Repeat the data precisely as given.

-=-=-

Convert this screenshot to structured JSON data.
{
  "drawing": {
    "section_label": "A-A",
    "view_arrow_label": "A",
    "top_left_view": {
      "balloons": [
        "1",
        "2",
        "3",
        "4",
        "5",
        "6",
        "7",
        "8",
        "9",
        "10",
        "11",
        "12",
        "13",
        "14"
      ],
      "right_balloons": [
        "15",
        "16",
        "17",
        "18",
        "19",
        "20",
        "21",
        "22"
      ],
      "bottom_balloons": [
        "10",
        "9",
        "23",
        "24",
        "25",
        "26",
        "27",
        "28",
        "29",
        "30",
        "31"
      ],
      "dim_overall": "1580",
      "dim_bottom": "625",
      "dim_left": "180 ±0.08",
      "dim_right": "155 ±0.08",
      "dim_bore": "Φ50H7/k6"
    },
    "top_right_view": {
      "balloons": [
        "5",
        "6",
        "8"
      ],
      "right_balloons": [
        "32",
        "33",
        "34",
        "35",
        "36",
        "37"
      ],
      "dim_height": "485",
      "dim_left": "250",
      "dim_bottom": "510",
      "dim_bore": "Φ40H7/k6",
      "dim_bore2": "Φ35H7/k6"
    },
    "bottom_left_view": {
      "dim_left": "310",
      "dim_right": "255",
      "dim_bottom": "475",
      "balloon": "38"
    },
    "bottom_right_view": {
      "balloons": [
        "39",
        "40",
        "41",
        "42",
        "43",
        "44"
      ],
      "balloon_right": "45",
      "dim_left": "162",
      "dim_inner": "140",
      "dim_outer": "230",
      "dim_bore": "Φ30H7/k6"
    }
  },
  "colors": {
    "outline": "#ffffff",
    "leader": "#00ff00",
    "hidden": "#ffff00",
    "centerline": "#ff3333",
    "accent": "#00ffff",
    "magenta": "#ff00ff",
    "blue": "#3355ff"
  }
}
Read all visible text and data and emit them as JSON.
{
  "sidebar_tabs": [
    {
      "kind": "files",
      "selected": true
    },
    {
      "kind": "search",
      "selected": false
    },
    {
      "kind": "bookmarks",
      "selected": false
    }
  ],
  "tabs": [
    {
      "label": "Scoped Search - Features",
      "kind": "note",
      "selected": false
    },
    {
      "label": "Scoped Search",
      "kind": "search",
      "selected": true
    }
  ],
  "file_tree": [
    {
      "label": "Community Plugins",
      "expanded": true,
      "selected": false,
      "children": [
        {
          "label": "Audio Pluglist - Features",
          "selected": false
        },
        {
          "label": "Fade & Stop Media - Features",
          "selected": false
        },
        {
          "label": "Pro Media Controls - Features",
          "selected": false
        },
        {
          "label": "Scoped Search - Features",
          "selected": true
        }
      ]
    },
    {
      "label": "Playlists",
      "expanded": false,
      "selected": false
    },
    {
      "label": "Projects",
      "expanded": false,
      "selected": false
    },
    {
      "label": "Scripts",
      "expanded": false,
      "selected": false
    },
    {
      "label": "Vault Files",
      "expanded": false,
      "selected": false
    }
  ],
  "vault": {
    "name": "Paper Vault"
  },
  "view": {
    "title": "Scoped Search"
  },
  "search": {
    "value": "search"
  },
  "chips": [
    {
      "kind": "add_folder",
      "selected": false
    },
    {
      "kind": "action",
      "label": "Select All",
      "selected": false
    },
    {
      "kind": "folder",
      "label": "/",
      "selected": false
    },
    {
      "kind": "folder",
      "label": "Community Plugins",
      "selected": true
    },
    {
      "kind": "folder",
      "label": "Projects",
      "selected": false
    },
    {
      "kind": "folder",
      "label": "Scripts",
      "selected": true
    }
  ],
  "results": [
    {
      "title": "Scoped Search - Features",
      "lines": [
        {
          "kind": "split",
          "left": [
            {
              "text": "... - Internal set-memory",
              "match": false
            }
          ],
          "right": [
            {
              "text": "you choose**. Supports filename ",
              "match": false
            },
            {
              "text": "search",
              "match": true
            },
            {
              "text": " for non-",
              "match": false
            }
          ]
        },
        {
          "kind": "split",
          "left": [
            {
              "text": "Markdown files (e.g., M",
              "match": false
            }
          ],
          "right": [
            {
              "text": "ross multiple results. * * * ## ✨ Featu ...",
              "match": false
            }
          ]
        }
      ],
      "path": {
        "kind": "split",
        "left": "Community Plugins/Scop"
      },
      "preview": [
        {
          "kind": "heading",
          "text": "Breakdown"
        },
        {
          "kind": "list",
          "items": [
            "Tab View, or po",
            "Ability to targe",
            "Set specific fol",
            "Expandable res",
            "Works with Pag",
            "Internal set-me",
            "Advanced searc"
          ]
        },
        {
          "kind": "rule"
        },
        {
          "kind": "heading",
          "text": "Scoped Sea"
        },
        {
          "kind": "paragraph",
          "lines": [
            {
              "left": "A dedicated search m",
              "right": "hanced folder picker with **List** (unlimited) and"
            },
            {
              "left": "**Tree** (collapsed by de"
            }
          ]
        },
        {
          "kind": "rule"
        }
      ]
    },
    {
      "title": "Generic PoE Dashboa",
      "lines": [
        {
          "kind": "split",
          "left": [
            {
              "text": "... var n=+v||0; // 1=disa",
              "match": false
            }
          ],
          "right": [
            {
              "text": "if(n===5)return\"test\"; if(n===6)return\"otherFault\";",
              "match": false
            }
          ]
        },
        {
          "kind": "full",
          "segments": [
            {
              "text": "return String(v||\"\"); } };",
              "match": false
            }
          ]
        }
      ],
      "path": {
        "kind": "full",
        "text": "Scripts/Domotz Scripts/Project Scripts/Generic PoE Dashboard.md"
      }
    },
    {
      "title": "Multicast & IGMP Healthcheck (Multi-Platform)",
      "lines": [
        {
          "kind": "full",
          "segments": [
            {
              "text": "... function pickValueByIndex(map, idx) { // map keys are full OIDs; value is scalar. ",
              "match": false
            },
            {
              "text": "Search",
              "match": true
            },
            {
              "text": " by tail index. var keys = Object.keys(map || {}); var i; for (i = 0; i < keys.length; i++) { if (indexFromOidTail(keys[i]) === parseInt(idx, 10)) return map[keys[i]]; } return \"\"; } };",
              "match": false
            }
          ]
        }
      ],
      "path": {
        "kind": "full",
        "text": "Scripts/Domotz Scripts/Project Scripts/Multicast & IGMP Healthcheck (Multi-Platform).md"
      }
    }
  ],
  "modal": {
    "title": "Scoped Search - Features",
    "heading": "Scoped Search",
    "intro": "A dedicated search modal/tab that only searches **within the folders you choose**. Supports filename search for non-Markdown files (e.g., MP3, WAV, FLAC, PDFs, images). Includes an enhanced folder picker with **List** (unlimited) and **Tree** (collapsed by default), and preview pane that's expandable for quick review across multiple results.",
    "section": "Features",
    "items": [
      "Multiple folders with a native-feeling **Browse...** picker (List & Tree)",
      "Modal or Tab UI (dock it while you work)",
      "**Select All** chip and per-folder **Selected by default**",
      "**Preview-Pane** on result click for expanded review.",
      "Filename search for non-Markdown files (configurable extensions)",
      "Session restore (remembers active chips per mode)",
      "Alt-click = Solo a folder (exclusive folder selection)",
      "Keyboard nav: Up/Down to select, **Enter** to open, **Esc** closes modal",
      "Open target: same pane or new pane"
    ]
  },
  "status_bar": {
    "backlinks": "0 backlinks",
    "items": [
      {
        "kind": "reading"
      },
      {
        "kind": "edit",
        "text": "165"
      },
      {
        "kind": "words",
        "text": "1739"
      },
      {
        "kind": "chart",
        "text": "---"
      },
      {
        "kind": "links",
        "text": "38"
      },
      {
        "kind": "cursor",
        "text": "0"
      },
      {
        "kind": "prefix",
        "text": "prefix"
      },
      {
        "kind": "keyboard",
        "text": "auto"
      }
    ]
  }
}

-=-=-

FINISHED EXERCISE ::
Convert this screenshot to structured JSON data.
{
  "drawing": {
    "section_label": "A-A",
    "view_arrow_label": "A",
    "top_left_view": {
      "balloons": [
        "1",
        "2",
        "3",
        "4",
        "5",
        "6",
        "7",
        "8",
        "9",
        "10",
        "11",
        "12",
        "13",
        "14"
      ],
      "right_balloons": [
        "15",
        "16",
        "17",
        "18",
        "19",
        "20",
        "21",
        "22"
      ],
      "bottom_balloons": [
        "10",
        "9",
        "23",
        "24",
        "25",
        "26",
        "27",
        "28",
        "29",
        "30",
        "31"
      ],
      "dim_overall": "1580",
      "dim_bottom": "625",
      "dim_left": "180 ±0.08",
      "dim_right": "155 ±0.08",
      "dim_bore": "Φ50H7/k6"
    },
    "top_right_view": {
      "balloons": [
        "5",
        "6",
        "8"
      ],
      "right_balloons": [
        "32",
        "33",
        "34",
        "35",
        "36",
        "37"
      ],
      "dim_height": "485",
      "dim_left": "250",
      "dim_bottom": "510",
      "dim_bore": "Φ40H7/k6",
      "dim_bore2": "Φ35H7/k6"
    },
    "bottom_left_view": {
      "dim_left": "310",
      "dim_right": "255",
      "dim_bottom": "475",
      "balloon": "38"
    },
    "bottom_right_view": {
      "balloons": [
        "39",
        "40",
        "41",
        "42",
        "43",
        "44"
      ],
      "balloon_right": "45",
      "dim_left": "162",
      "dim_inner": "140",
      "dim_outer": "230",
      "dim_bore": "Φ30H7/k6"
    }
  },
  "colors": {
    "outline": "#ffffff",
    "leader": "#00ff00",
    "hidden": "#ffff00",
    "centerline": "#ff3333",
    "accent": "#00ffff",
    "magenta": "#ff00ff",
    "blue": "#3355ff"
  }
}
Read all visible text and data and emit them as JSON.
{
  "sidebar_tabs": [
    {
      "kind": "files",
      "selected": true
    },
    {
      "kind": "search",
      "selected": false
    },
    {
      "kind": "bookmarks",
      "selected": false
    }
  ],
  "tabs": [
    {
      "label": "Scoped Search - Features",
      "kind": "note",
      "selected": false
    },
    {
      "label": "Scoped Search",
      "kind": "search",
      "selected": true
    }
  ],
  "file_tree": [
    {
      "label": "Community Plugins",
      "expanded": true,
      "selected": false,
      "children": [
        {
          "label": "Audio Pluglist - Features",
          "selected": false
        },
        {
          "label": "Fade & Stop Media - Features",
          "selected": false
        },
        {
          "label": "Pro Media Controls - Features",
          "selected": false
        },
        {
          "label": "Scoped Search - Features",
          "selected": true
        }
      ]
    },
    {
      "label": "Playlists",
      "expanded": false,
      "selected": false
    },
    {
      "label": "Projects",
      "expanded": false,
      "selected": false
    },
    {
      "label": "Scripts",
      "expanded": false,
      "selected": false
    },
    {
      "label": "Vault Files",
      "expanded": false,
      "selected": false
    }
  ],
  "vault": {
    "name": "Paper Vault"
  },
  "view": {
    "title": "Scoped Search"
  },
  "search": {
    "value": "search"
  },
  "chips": [
    {
      "kind": "add_folder",
      "selected": false
    },
    {
      "kind": "action",
      "label": "Select All",
      "selected": false
    },
    {
      "kind": "folder",
      "label": "/",
      "selected": false
    },
    {
      "kind": "folder",
      "label": "Community Plugins",
      "selected": true
    },
    {
      "kind": "folder",
      "label": "Projects",
      "selected": false
    },
    {
      "kind": "folder",
      "label": "Scripts",
      "selected": true
    }
  ],
  "results": [
    {
      "title": "Scoped Search - Features",
      "lines": [
        {
          "kind": "split",
          "left": [
            {
              "text": "... - Internal set-memory",
              "match": false
            }
          ],
          "right": [
            {
              "text": "you choose**. Supports filename ",
              "match": false
            },
            {
              "text": "search",
              "match": true
            },
            {
              "text": " for non-",
              "match": false
            }
          ]
        },
        {
          "kind": "split",
          "left": [
            {
              "text": "Markdown files (e.g., M",
              "match": false
            }
          ],
          "right": [
            {
              "text": "ross multiple results. * * * ## ✨ Featu ...",
              "match": false
            }
          ]
        }
      ],
      "path": {
        "kind": "split",
        "left": "Community Plugins/Scop"
      },
      "preview": [
        {
          "kind": "heading",
          "text": "Breakdown"
        },
        {
          "kind": "list",
          "items": [
            "Tab View, or po",
            "Ability to targe",
            "Set specific fol",
            "Expandable res",
            "Works with Pag",
            "Internal set-me",
            "Advanced searc"
          ]
        },
        {
          "kind": "rule"
        },
        {
          "kind": "heading",
          "text": "Scoped Sea"
        },
        {
          "kind": "paragraph",
          "lines": [
            {
              "left": "A dedicated search m",
              "right": "hanced folder picker with **List** (unlimited) and"
            },
            {
              "left": "**Tree** (collapsed by de"
            }
          ]
        },
        {
          "kind": "rule"
        }
      ]
    },
    {
      "title": "Generic PoE Dashboa",
      "lines": [
        {
          "kind": "split",
          "left": [
            {
              "text": "... var n=+v||0; // 1=disa",
              "match": false
            }
          ],
          "right": [
            {
              "text": "if(n===5)return\"test\"; if(n===6)return\"otherFault\";",
              "match": false
            }
          ]
        },
        {
          "kind": "full",
          "segments": [
            {
              "text": "return String(v||\"\"); } };",
              "match": false
            }
          ]
        }
      ],
      "path": {
        "kind": "full",
        "text": "Scripts/Domotz Scripts/Project Scripts/Generic PoE Dashboard.md"
      }
    },
    {
      "title": "Multicast & IGMP Healthcheck (Multi-Platform)",
      "lines": [
        {
          "kind": "full",
          "segments": [
            {
              "text": "... function pickValueByIndex(map, idx) { // map keys are full OIDs; value is scalar. ",
              "match": false
            },
            {
              "text": "Search",
              "match": true
            },
            {
              "text": " by tail index. var keys = Object.keys(map || {}); var i; for (i = 0; i < keys.length; i++) { if (indexFromOidTail(keys[i]) === parseInt(idx, 10)) return map[keys[i]]; } return \"\"; } };",
              "match": false
            }
          ]
        }
      ],
      "path": {
        "kind": "full",
        "text": "Scripts/Domotz Scripts/Project Scripts/Multicast & IGMP Healthcheck (Multi-Platform).md"
      }
    }
  ],
  "modal": {
    "title": "Scoped Search - Features",
    "heading": "Scoped Search",
    "intro": "A dedicated search modal/tab that only searches **within the folders you choose**. Supports filename search for non-Markdown files (e.g., MP3, WAV, FLAC, PDFs, images). Includes an enhanced folder picker with **List** (unlimited) and **Tree** (collapsed by default), and preview pane that's expandable for quick review across multiple results.",
    "section": "Features",
    "items": [
      "Multiple folders with a native-feeling **Browse...** picker (List & Tree)",
      "Modal or Tab UI (dock it while you work)",
      "**Select All** chip and per-folder **Selected by default**",
      "**Preview-Pane** on result click for expanded review.",
      "Filename search for non-Markdown files (configurable extensions)",
      "Session restore (remembers active chips per mode)",
      "Alt-click = Solo a folder (exclusive folder selection)",
      "Keyboard nav: Up/Down to select, **Enter** to open, **Esc** closes modal",
      "Open target: same pane or new pane"
    ]
  },
  "status_bar": {
    "backlinks": "0 backlinks",
    "items": [
      {
        "kind": "reading"
      },
      {
        "kind": "edit",
        "text": "165"
      },
      {
        "kind": "words",
        "text": "1739"
      },
      {
        "kind": "chart",
        "text": "---"
      },
      {
        "kind": "links",
        "text": "38"
      },
      {
        "kind": "cursor",
        "text": "0"
      },
      {
        "kind": "prefix",
        "text": "prefix"
      },
      {
        "kind": "keyboard",
        "text": "auto"
      }
    ]
  }
}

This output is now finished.